## [WHAT THE EXERCISE ASKS]
The answer must be every line of the records below that holds the word "multiple".

┌────────

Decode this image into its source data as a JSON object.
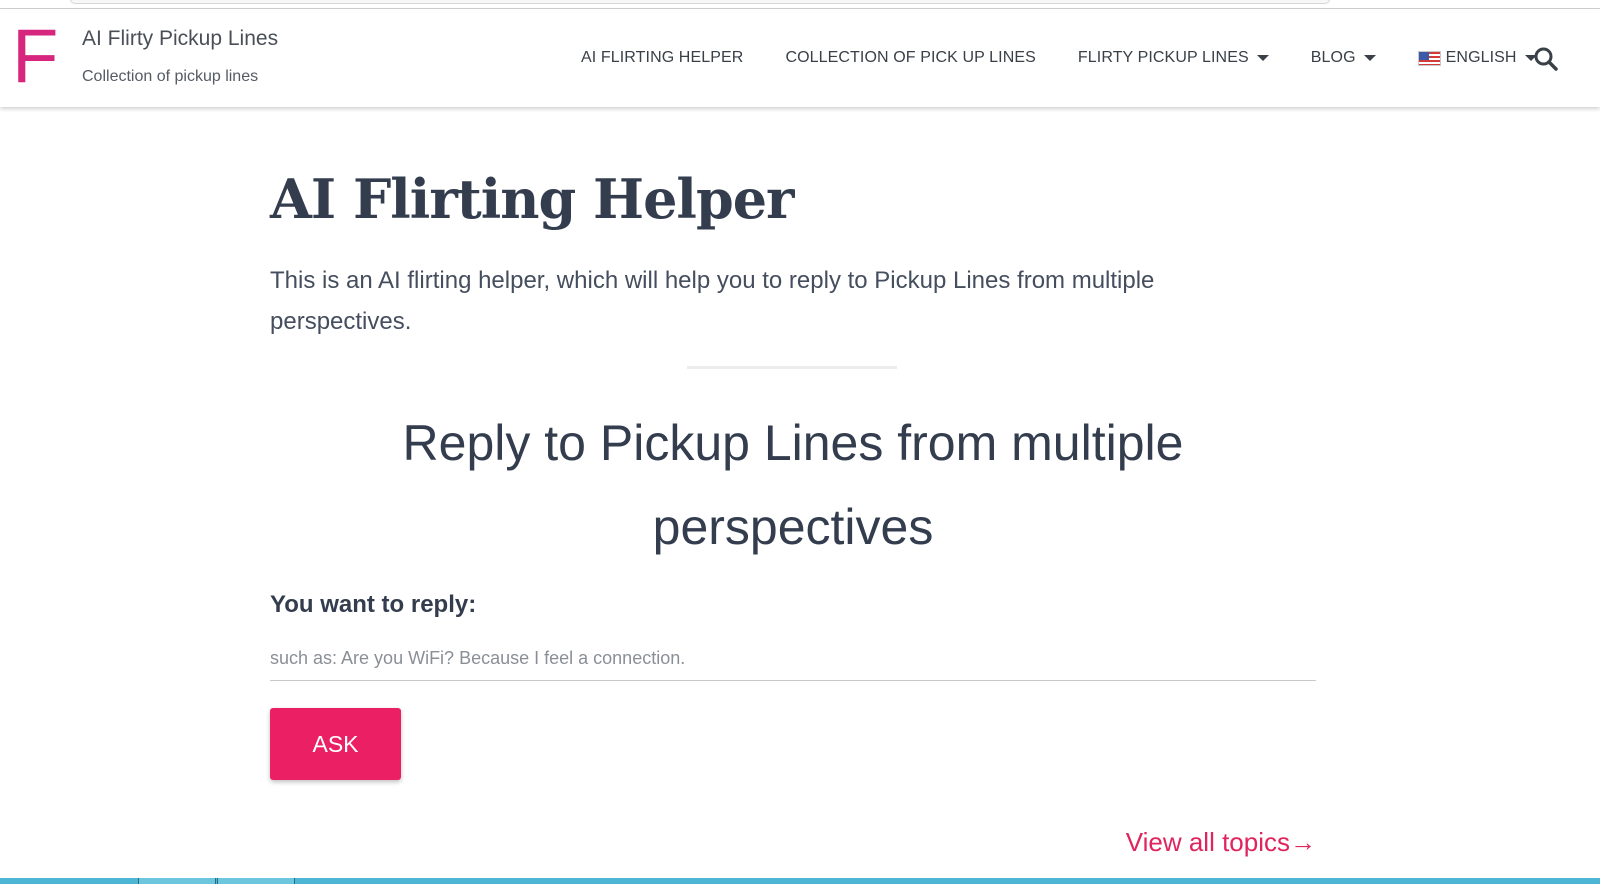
{
  "header": {
    "logo_letter": "F",
    "site_title": "AI Flirty Pickup Lines",
    "site_tagline": "Collection of pickup lines",
    "nav": {
      "items": [
        {
          "label": "AI FLIRTING HELPER"
        },
        {
          "label": "COLLECTION OF PICK UP LINES"
        },
        {
          "label": "FLIRTY PICKUP LINES"
        },
        {
          "label": "BLOG"
        },
        {
          "label": "ENGLISH"
        }
      ]
    },
    "search_icon": "search-icon"
  },
  "main": {
    "page_title": "AI Flirting Helper",
    "intro": "This is an AI flirting helper, which will help you to reply to Pickup Lines from multiple perspectives.",
    "section_title": "Reply to Pickup Lines from multiple perspectives",
    "field_label": "You want to reply:",
    "input": {
      "value": "",
      "placeholder": "such as: Are you WiFi? Because I feel a connection."
    },
    "ask_label": "ASK",
    "view_all_label": "View all topics→"
  },
  "colors": {
    "brand": "#d6267d",
    "button": "#eb1f63",
    "link": "#e0245e",
    "text": "#333d4e"
  }
}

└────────

## [RESPONSE BELOW]
    "intro": "This is an AI flirting helper, which will help you to reply to Pickup Lines from multiple perspectives.",
    "section_title": "Reply to Pickup Lines from multiple perspectives",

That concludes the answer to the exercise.